What is expected —
Word for word, give the entries back.

(Component data from apps and pages)

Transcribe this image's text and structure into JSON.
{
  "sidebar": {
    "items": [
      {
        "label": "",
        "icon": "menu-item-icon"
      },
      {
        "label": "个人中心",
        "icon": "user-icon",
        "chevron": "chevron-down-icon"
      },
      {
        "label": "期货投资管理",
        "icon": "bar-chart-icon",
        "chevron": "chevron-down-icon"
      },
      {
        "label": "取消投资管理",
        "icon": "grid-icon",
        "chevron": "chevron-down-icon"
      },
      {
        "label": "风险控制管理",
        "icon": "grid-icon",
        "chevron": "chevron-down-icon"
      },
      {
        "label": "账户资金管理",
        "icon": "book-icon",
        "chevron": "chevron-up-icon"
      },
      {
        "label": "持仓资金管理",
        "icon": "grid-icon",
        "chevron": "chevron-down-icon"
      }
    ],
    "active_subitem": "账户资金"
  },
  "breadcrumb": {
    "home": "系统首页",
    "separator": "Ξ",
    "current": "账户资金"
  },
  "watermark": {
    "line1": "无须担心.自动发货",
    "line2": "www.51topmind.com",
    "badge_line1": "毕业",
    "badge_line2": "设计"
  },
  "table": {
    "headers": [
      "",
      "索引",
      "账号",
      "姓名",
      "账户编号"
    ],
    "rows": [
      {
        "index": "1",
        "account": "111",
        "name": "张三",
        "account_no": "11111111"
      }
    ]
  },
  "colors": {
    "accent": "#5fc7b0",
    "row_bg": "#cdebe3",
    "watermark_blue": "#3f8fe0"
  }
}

Your solution —
Transcribe this image's text and structure into JSON.
{
  "sidebar": {
    "items": [
      {
        "label": "",
        "icon": "menu-item-icon"
      },
      {
        "label": "个人中心",
        "icon": "user-icon",
        "chevron": "chevron-down-icon"
      },
      {
        "label": "期货投资管理",
        "icon": "bar-chart-icon",
        "chevron": "chevron-down-icon"
      },
      {
        "label": "取消投资管理",
        "icon": "grid-icon",
        "chevron": "chevron-down-icon"
      },
      {
        "label": "风险控制管理",
        "icon": "grid-icon",
        "chevron": "chevron-down-icon"
      },
      {
        "label": "账户资金管理",
        "icon": "book-icon",
        "chevron": "chevron-up-icon"
      },
      {
        "label": "持仓资金管理",
        "icon": "grid-icon",
        "chevron": "chevron-down-icon"
      }
    ],
    "active_subitem": "账户资金"
  },
  "breadcrumb": {
    "home": "系统首页",
    "separator": "Ξ",
    "current": "账户资金"
  },
  "watermark": {
    "line1": "无须担心.自动发货",
    "line2": "www.51topmind.com",
    "badge_line1": "毕业",
    "badge_line2": "设计"
  },
  "table": {
    "headers": [
      "",
      "索引",
      "账号",
      "姓名",
      "账户编号"
    ],
    "rows": [
      {
        "index": "1",
        "account": "111",
        "name": "张三",
        "account_no": "11111111"
      }
    ]
  },
  "colors": {
    "accent": "#5fc7b0",
    "row_bg": "#cdebe3",
    "watermark_blue": "#3f8fe0"
  }
}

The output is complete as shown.